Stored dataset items
-=-=-=-=-
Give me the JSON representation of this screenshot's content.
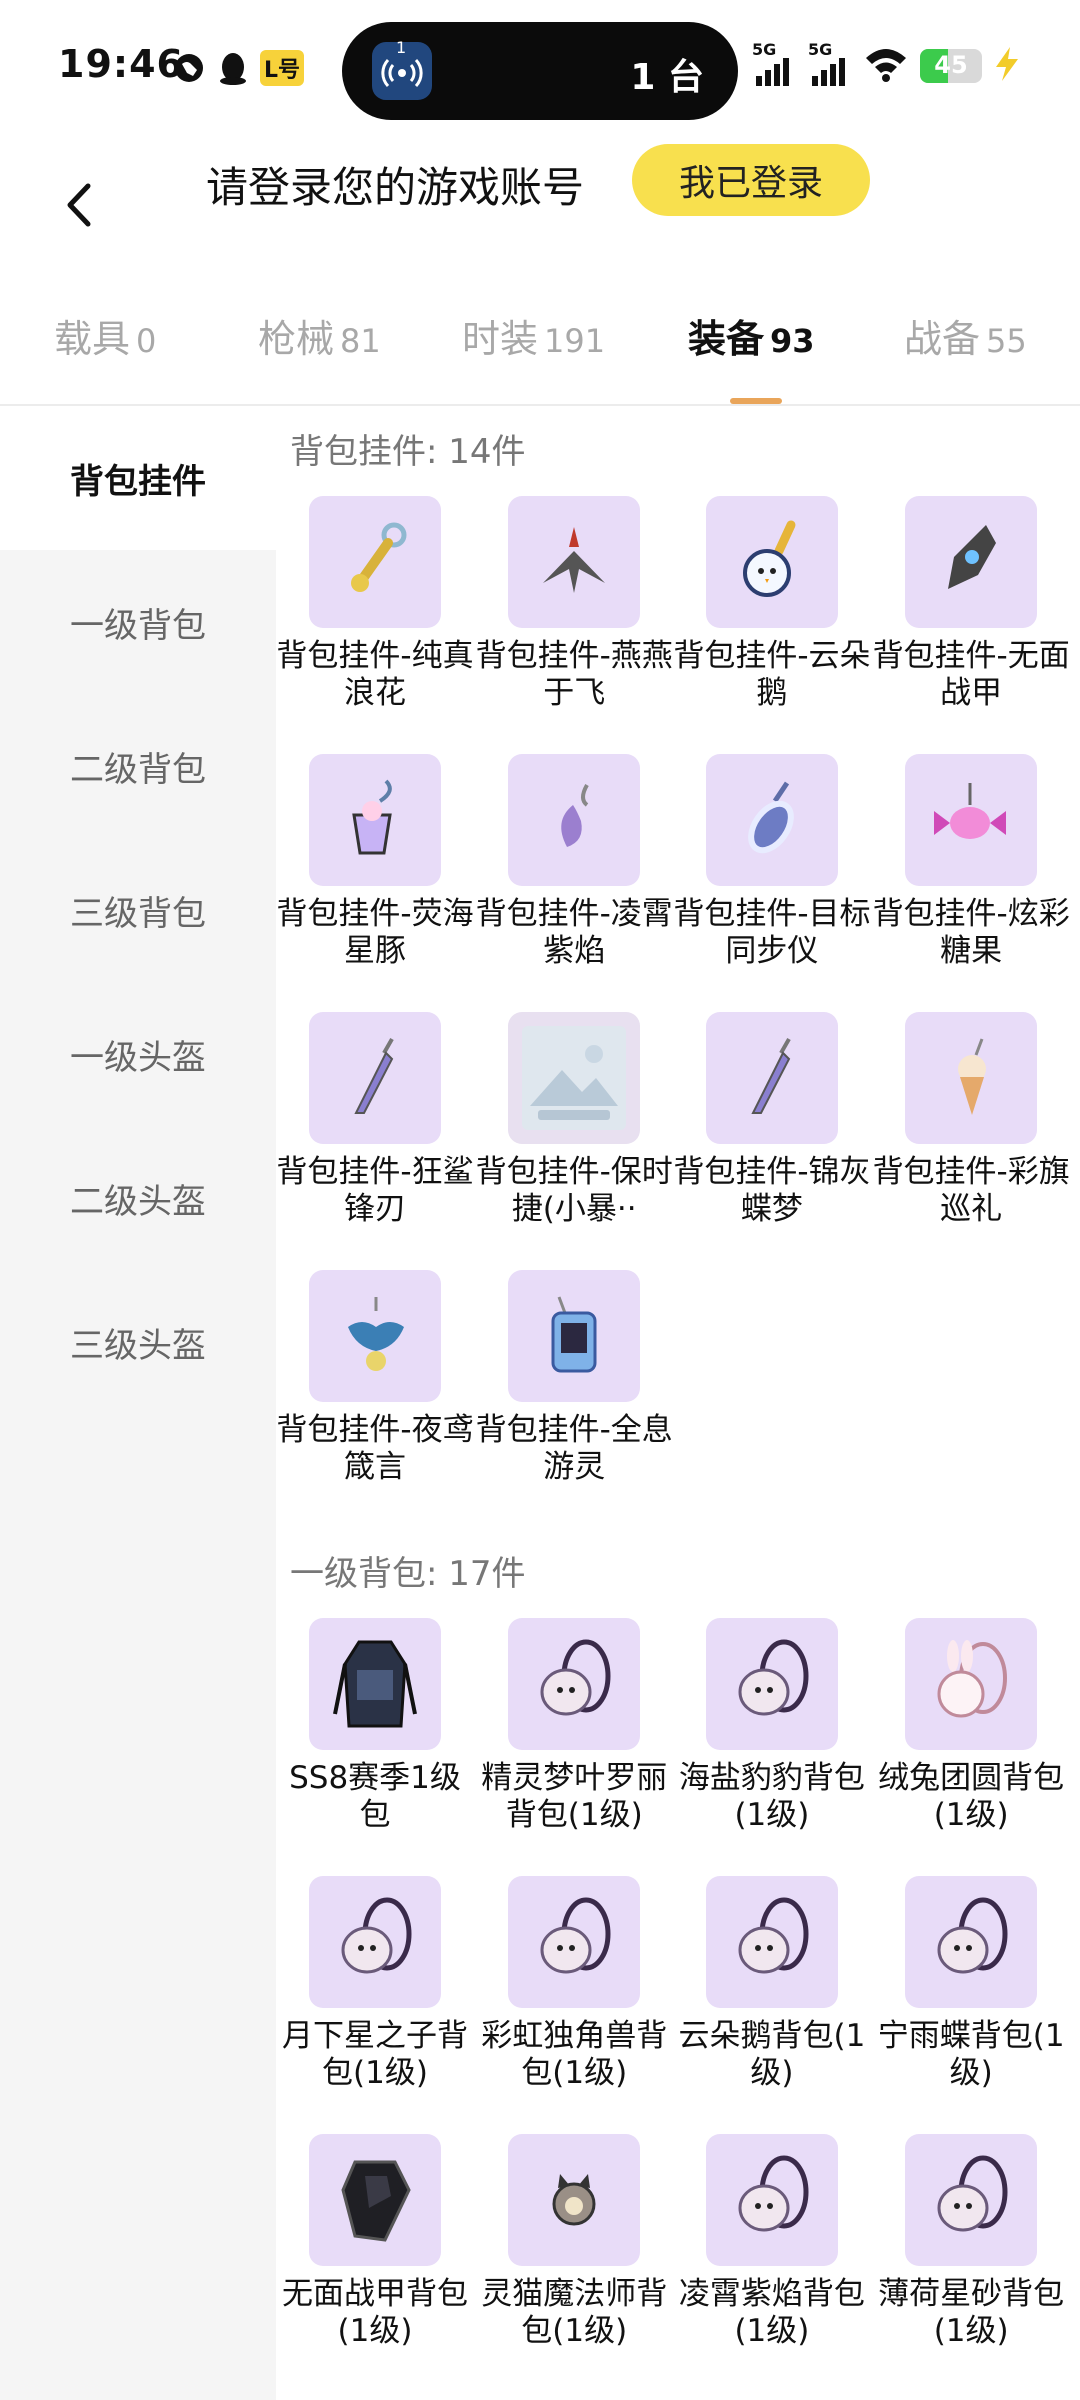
{
  "status_bar": {
    "time": "19:46",
    "carrier_badge": "L号",
    "island_text": "1 台",
    "island_app_number": "1",
    "signal_1_label": "5G",
    "signal_2_label": "5G",
    "battery": "45"
  },
  "header": {
    "title": "请登录您的游戏账号",
    "login_button": "我已登录"
  },
  "tabs": [
    {
      "label": "载具",
      "count": "0"
    },
    {
      "label": "枪械",
      "count": "81"
    },
    {
      "label": "时装",
      "count": "191"
    },
    {
      "label": "装备",
      "count": "93"
    },
    {
      "label": "战备",
      "count": "55"
    }
  ],
  "sidebar": {
    "items": [
      {
        "label": "背包挂件"
      },
      {
        "label": "一级背包"
      },
      {
        "label": "二级背包"
      },
      {
        "label": "三级背包"
      },
      {
        "label": "一级头盔"
      },
      {
        "label": "二级头盔"
      },
      {
        "label": "三级头盔"
      }
    ]
  },
  "sections": [
    {
      "title": "背包挂件: 14件",
      "items": [
        {
          "label": "背包挂件-纯真浪花",
          "icon": "keychain-icon"
        },
        {
          "label": "背包挂件-燕燕于飞",
          "icon": "bird-charm-icon"
        },
        {
          "label": "背包挂件-云朵鹅",
          "icon": "goose-charm-icon"
        },
        {
          "label": "背包挂件-无面战甲",
          "icon": "armor-charm-icon"
        },
        {
          "label": "背包挂件-荧海星豚",
          "icon": "drink-charm-icon"
        },
        {
          "label": "背包挂件-凌霄紫焰",
          "icon": "flame-charm-icon"
        },
        {
          "label": "背包挂件-目标同步仪",
          "icon": "ring-charm-icon"
        },
        {
          "label": "背包挂件-炫彩糖果",
          "icon": "candy-charm-icon"
        },
        {
          "label": "背包挂件-狂鲨锋刃",
          "icon": "blade-charm-icon"
        },
        {
          "label": "背包挂件-保时捷(小暴··",
          "icon": "image-placeholder-icon"
        },
        {
          "label": "背包挂件-锦灰蝶梦",
          "icon": "blade-charm-icon"
        },
        {
          "label": "背包挂件-彩旗巡礼",
          "icon": "icecream-charm-icon"
        },
        {
          "label": "背包挂件-夜鸢箴言",
          "icon": "gem-charm-icon"
        },
        {
          "label": "背包挂件-全息游灵",
          "icon": "device-charm-icon"
        }
      ]
    },
    {
      "title": "一级背包: 17件",
      "items": [
        {
          "label": "SS8赛季1级包",
          "icon": "backpack-icon"
        },
        {
          "label": "精灵梦叶罗丽背包(1级)",
          "icon": "pouch-bag-icon"
        },
        {
          "label": "海盐豹豹背包(1级)",
          "icon": "pouch-bag-icon"
        },
        {
          "label": "绒兔团圆背包(1级)",
          "icon": "bunny-bag-icon"
        },
        {
          "label": "月下星之子背包(1级)",
          "icon": "pouch-bag-icon"
        },
        {
          "label": "彩虹独角兽背包(1级)",
          "icon": "pouch-bag-icon"
        },
        {
          "label": "云朵鹅背包(1级)",
          "icon": "pouch-bag-icon"
        },
        {
          "label": "宁雨蝶背包(1级)",
          "icon": "pouch-bag-icon"
        },
        {
          "label": "无面战甲背包(1级)",
          "icon": "armor-bag-icon"
        },
        {
          "label": "灵猫魔法师背包(1级)",
          "icon": "cat-bag-icon"
        },
        {
          "label": "凌霄紫焰背包(1级)",
          "icon": "pouch-bag-icon"
        },
        {
          "label": "薄荷星砂背包(1级)",
          "icon": "pouch-bag-icon"
        }
      ]
    }
  ],
  "colors": {
    "accent_yellow": "#f8e04e",
    "tab_underline": "#e9a55a",
    "thumb_bg": "#e8dcf8",
    "sidebar_bg": "#f5f5f5"
  }
}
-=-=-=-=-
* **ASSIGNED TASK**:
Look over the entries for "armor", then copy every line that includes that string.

* **RESPONSE BELOW**:
          "icon": "armor-charm-icon"
          "icon": "armor-bag-icon"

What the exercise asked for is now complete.